### THE INPUT
--------------------------------------------------
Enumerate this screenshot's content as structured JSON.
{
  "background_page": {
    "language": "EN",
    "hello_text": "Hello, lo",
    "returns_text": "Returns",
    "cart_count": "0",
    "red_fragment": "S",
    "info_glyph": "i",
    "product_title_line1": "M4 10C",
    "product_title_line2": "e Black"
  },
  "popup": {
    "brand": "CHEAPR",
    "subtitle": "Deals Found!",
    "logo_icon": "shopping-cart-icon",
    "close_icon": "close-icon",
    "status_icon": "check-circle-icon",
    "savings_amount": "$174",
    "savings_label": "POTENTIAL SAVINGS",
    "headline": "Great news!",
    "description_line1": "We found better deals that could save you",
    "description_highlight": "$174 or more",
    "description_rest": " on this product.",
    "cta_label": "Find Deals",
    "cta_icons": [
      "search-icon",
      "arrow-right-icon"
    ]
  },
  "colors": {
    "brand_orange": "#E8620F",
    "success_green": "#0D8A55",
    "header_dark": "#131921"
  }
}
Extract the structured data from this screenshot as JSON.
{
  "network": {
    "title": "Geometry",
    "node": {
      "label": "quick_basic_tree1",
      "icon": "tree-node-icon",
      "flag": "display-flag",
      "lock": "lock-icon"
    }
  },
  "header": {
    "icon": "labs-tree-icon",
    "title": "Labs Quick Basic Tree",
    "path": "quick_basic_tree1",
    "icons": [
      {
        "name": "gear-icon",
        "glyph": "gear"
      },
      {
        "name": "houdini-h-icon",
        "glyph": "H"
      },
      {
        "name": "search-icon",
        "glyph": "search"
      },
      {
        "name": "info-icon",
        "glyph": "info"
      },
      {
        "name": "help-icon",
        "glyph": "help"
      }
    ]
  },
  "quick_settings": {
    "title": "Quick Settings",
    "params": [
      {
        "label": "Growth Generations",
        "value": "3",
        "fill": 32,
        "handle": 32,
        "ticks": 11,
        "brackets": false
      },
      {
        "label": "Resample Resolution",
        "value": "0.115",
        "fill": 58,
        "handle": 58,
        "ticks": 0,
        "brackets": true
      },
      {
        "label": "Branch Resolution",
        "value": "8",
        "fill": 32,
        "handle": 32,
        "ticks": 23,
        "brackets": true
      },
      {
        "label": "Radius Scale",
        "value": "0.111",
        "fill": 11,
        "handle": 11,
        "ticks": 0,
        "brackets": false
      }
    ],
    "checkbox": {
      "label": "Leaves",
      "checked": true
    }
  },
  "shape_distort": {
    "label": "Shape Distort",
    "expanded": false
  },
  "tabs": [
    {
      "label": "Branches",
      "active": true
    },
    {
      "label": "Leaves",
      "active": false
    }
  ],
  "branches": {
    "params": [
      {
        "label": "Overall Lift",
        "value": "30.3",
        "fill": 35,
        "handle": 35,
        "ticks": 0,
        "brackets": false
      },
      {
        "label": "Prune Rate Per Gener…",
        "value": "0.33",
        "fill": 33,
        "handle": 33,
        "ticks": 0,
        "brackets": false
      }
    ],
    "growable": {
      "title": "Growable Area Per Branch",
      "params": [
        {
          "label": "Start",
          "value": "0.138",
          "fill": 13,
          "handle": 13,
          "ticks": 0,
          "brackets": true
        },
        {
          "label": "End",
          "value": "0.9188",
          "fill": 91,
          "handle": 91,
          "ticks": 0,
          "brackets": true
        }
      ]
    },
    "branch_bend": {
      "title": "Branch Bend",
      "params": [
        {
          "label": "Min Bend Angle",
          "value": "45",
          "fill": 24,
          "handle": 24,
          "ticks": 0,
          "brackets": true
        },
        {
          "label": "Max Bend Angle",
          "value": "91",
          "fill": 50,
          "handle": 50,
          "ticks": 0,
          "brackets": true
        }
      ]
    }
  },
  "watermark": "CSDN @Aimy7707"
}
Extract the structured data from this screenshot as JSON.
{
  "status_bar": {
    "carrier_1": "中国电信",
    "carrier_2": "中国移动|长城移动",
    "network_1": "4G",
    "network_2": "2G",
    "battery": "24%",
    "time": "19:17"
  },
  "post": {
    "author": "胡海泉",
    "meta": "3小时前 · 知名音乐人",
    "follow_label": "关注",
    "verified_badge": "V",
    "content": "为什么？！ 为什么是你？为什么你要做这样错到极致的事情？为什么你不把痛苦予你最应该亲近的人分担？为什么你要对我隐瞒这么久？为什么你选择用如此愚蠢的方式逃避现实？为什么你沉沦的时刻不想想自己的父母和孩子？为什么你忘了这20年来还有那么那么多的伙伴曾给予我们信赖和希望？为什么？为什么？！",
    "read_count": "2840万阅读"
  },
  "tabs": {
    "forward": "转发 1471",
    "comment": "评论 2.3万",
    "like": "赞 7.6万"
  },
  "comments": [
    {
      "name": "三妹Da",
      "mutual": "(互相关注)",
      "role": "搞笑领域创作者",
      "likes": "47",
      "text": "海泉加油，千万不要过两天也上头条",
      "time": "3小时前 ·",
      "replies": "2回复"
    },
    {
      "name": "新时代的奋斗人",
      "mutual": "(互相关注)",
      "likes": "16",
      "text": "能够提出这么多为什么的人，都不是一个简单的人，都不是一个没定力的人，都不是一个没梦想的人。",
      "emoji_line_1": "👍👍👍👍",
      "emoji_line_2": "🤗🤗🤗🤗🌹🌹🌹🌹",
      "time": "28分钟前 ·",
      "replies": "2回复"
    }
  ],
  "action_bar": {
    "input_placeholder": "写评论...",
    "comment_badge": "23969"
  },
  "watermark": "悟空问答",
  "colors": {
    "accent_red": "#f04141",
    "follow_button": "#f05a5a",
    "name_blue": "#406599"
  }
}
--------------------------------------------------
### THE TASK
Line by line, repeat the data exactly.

### ANSWER
Enumerate this screenshot's content as structured JSON.
{
  "background_page": {
    "language": "EN",
    "hello_text": "Hello, lo",
    "returns_text": "Returns",
    "cart_count": "0",
    "red_fragment": "S",
    "info_glyph": "i",
    "product_title_line1": "M4 10C",
    "product_title_line2": "e Black"
  },
  "popup": {
    "brand": "CHEAPR",
    "subtitle": "Deals Found!",
    "logo_icon": "shopping-cart-icon",
    "close_icon": "close-icon",
    "status_icon": "check-circle-icon",
    "savings_amount": "$174",
    "savings_label": "POTENTIAL SAVINGS",
    "headline": "Great news!",
    "description_line1": "We found better deals that could save you",
    "description_highlight": "$174 or more",
    "description_rest": " on this product.",
    "cta_label": "Find Deals",
    "cta_icons": [
      "search-icon",
      "arrow-right-icon"
    ]
  },
  "colors": {
    "brand_orange": "#E8620F",
    "success_green": "#0D8A55",
    "header_dark": "#131921"
  }
}
Extract the structured data from this screenshot as JSON.
{
  "network": {
    "title": "Geometry",
    "node": {
      "label": "quick_basic_tree1",
      "icon": "tree-node-icon",
      "flag": "display-flag",
      "lock": "lock-icon"
    }
  },
  "header": {
    "icon": "labs-tree-icon",
    "title": "Labs Quick Basic Tree",
    "path": "quick_basic_tree1",
    "icons": [
      {
        "name": "gear-icon",
        "glyph": "gear"
      },
      {
        "name": "houdini-h-icon",
        "glyph": "H"
      },
      {
        "name": "search-icon",
        "glyph": "search"
      },
      {
        "name": "info-icon",
        "glyph": "info"
      },
      {
        "name": "help-icon",
        "glyph": "help"
      }
    ]
  },
  "quick_settings": {
    "title": "Quick Settings",
    "params": [
      {
        "label": "Growth Generations",
        "value": "3",
        "fill": 32,
        "handle": 32,
        "ticks": 11,
        "brackets": false
      },
      {
        "label": "Resample Resolution",
        "value": "0.115",
        "fill": 58,
        "handle": 58,
        "ticks": 0,
        "brackets": true
      },
      {
        "label": "Branch Resolution",
        "value": "8",
        "fill": 32,
        "handle": 32,
        "ticks": 23,
        "brackets": true
      },
      {
        "label": "Radius Scale",
        "value": "0.111",
        "fill": 11,
        "handle": 11,
        "ticks": 0,
        "brackets": false
      }
    ],
    "checkbox": {
      "label": "Leaves",
      "checked": true
    }
  },
  "shape_distort": {
    "label": "Shape Distort",
    "expanded": false
  },
  "tabs": [
    {
      "label": "Branches",
      "active": true
    },
    {
      "label": "Leaves",
      "active": false
    }
  ],
  "branches": {
    "params": [
      {
        "label": "Overall Lift",
        "value": "30.3",
        "fill": 35,
        "handle": 35,
        "ticks": 0,
        "brackets": false
      },
      {
        "label": "Prune Rate Per Gener…",
        "value": "0.33",
        "fill": 33,
        "handle": 33,
        "ticks": 0,
        "brackets": false
      }
    ],
    "growable": {
      "title": "Growable Area Per Branch",
      "params": [
        {
          "label": "Start",
          "value": "0.138",
          "fill": 13,
          "handle": 13,
          "ticks": 0,
          "brackets": true
        },
        {
          "label": "End",
          "value": "0.9188",
          "fill": 91,
          "handle": 91,
          "ticks": 0,
          "brackets": true
        }
      ]
    },
    "branch_bend": {
      "title": "Branch Bend",
      "params": [
        {
          "label": "Min Bend Angle",
          "value": "45",
          "fill": 24,
          "handle": 24,
          "ticks": 0,
          "brackets": true
        },
        {
          "label": "Max Bend Angle",
          "value": "91",
          "fill": 50,
          "handle": 50,
          "ticks": 0,
          "brackets": true
        }
      ]
    }
  },
  "watermark": "CSDN @Aimy7707"
}
Extract the structured data from this screenshot as JSON.
{
  "status_bar": {
    "carrier_1": "中国电信",
    "carrier_2": "中国移动|长城移动",
    "network_1": "4G",
    "network_2": "2G",
    "battery": "24%",
    "time": "19:17"
  },
  "post": {
    "author": "胡海泉",
    "meta": "3小时前 · 知名音乐人",
    "follow_label": "关注",
    "verified_badge": "V",
    "content": "为什么？！ 为什么是你？为什么你要做这样错到极致的事情？为什么你不把痛苦予你最应该亲近的人分担？为什么你要对我隐瞒这么久？为什么你选择用如此愚蠢的方式逃避现实？为什么你沉沦的时刻不想想自己的父母和孩子？为什么你忘了这20年来还有那么那么多的伙伴曾给予我们信赖和希望？为什么？为什么？！",
    "read_count": "2840万阅读"
  },
  "tabs": {
    "forward": "转发 1471",
    "comment": "评论 2.3万",
    "like": "赞 7.6万"
  },
  "comments": [
    {
      "name": "三妹Da",
      "mutual": "(互相关注)",
      "role": "搞笑领域创作者",
      "likes": "47",
      "text": "海泉加油，千万不要过两天也上头条",
      "time": "3小时前 ·",
      "replies": "2回复"
    },
    {
      "name": "新时代的奋斗人",
      "mutual": "(互相关注)",
      "likes": "16",
      "text": "能够提出这么多为什么的人，都不是一个简单的人，都不是一个没定力的人，都不是一个没梦想的人。",
      "emoji_line_1": "👍👍👍👍",
      "emoji_line_2": "🤗🤗🤗🤗🌹🌹🌹🌹",
      "time": "28分钟前 ·",
      "replies": "2回复"
    }
  ],
  "action_bar": {
    "input_placeholder": "写评论...",
    "comment_badge": "23969"
  },
  "watermark": "悟空问答",
  "colors": {
    "accent_red": "#f04141",
    "follow_button": "#f05a5a",
    "name_blue": "#406599"
  }
}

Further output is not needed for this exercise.